New London Elementary School’s fourth grade chorus performed at the 16th annual luncheon, which drew a record crowd of more than 200.
Students Complete Intern Program At New London Hospital
New London — Several local high school students recently completed the 2015 Caring Student Intern Program at New London Hospital.
Sophia Rucker, Theresa MacDowell, Justina Valley, Jessica Baldasaro, all of Kearsarge Regional High School; and Mariah Coughlin, of Sunapee Middle-High School, completed the four-day course.
The program provides hands-on opportunities for high school students to explore the health care industry and related careers. It includes visits to several areas of the hospital, such as the laboratory, Emergency Department, radiology, physical therapy and William P. Clough Extended Care Center.
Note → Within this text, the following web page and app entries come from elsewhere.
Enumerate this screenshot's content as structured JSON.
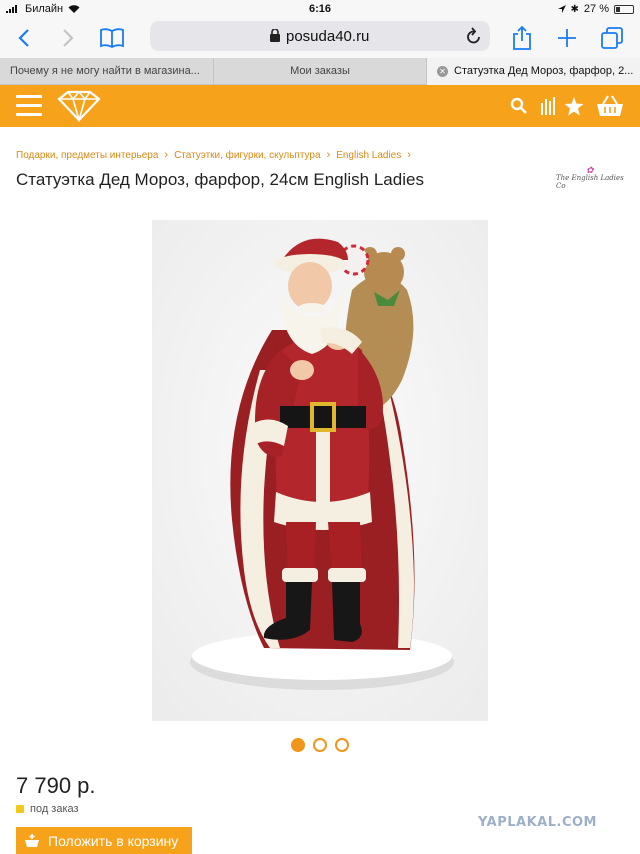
{
  "status_bar": {
    "carrier": "Билайн",
    "time": "6:16",
    "battery": "27 %",
    "battery_level": 0.27
  },
  "browser": {
    "url": "posuda40.ru",
    "tabs": [
      {
        "label": "Почему я не могу найти в магазина..."
      },
      {
        "label": "Мои заказы"
      },
      {
        "label": "Статуэтка Дед Мороз, фарфор, 2..."
      }
    ]
  },
  "breadcrumb": [
    {
      "label": "Подарки, предметы интерьера"
    },
    {
      "label": "Статуэтки, фигурки, скульптура"
    },
    {
      "label": "English Ladies"
    }
  ],
  "product": {
    "title": "Статуэтка Дед Мороз, фарфор, 24см English Ladies",
    "brand_logo": "The English Ladies Co",
    "price": "7 790 р.",
    "availability": "под заказ",
    "add_to_cart": "Положить в корзину",
    "image_count": 3,
    "active_image": 1
  },
  "colors": {
    "accent": "#f7a21b",
    "link": "#d98a15",
    "availability": "#f2c81a"
  },
  "watermark": "YAPLAKAL.COM"
}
Infection control, proper hand washing procedures, application and interview skills, quality improvement, and patient safety are all covered during the course.
The students were also able to earn CPR certifications or recertifications.
Golf Tournament in Woodstock Will Benefit HCRS School
Woodstock — Health Care and Rehabilitation Services will host its 8th annual golf tournament on June 19 at the Woodstock Country Club.
Proceeds from the tournament will support the agency’s Kindle Farm School in Newfane. The alternative school provides a hands-on, supportive learning environment for boys in grades 2-12 who have not found success in the traditional classroom setting, HCRS said in a recent news release.
The mixed-scramble tournament has a shotgun start at 1 p.m.
Players compete for top placings as well as longest drive and closest to the pin awards. A silent auction will be held throughout the day.
The entry fee is $135 for registrations received by May 29, or $145 after that date.
— Compiled by Aimee Caruso